than the number of data points. This makes the problem very under-determined.
A solution is to introduce more equations in equation () as follows:
| |
(139) |

where is a constant to be chosen, usually by trial and error.
The second term in equation () improves the conditioning
of our problem and is called regularization. In the filter
estimation problem, it is reasonable that penalizes strong variations between filter
coefficients. Hence, is usually a gradient or a Laplacian.
Crawley (2000) proposes smoothing the filter coefficients along radial
directions. This proposal is valid for shot or common mid point
gathers only where constant dips are roughly aligned along radial
segments. For instance, if is a gradient operator
we have
| |
(140) |

with the identity matrix.
Equation () can be solved for in a
least-squares sense. We then want to minimize the objective function
| |
(141) |

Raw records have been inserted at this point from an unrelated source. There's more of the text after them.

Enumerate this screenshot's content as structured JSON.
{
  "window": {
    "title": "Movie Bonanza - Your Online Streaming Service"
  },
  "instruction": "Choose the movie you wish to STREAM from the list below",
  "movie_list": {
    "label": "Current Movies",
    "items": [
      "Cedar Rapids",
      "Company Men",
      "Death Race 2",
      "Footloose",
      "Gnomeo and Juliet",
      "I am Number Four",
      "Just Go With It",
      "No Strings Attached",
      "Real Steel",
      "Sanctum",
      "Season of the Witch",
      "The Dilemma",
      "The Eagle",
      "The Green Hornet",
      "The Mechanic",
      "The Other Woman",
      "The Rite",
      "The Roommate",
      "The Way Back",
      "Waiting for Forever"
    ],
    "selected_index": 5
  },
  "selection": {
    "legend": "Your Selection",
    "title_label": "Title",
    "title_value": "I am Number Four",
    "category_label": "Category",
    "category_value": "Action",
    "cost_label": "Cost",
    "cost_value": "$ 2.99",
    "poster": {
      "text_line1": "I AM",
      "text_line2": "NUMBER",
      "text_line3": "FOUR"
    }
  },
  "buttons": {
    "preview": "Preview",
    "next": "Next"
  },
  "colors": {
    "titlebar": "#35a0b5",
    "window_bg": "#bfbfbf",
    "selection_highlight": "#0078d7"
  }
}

which gives for the least-squares estimate
| |
(142) |

Because of the number of unknowns and of the sparseness of the
problem, we use a conjugate-gradient method to estimate our PEFs.

** Next:** A surface-related multiple prediction
** Up:** Estimation of nonstationary PEFs
** Previous:** Filter estimation
Stanford Exploration Project

5/5/2005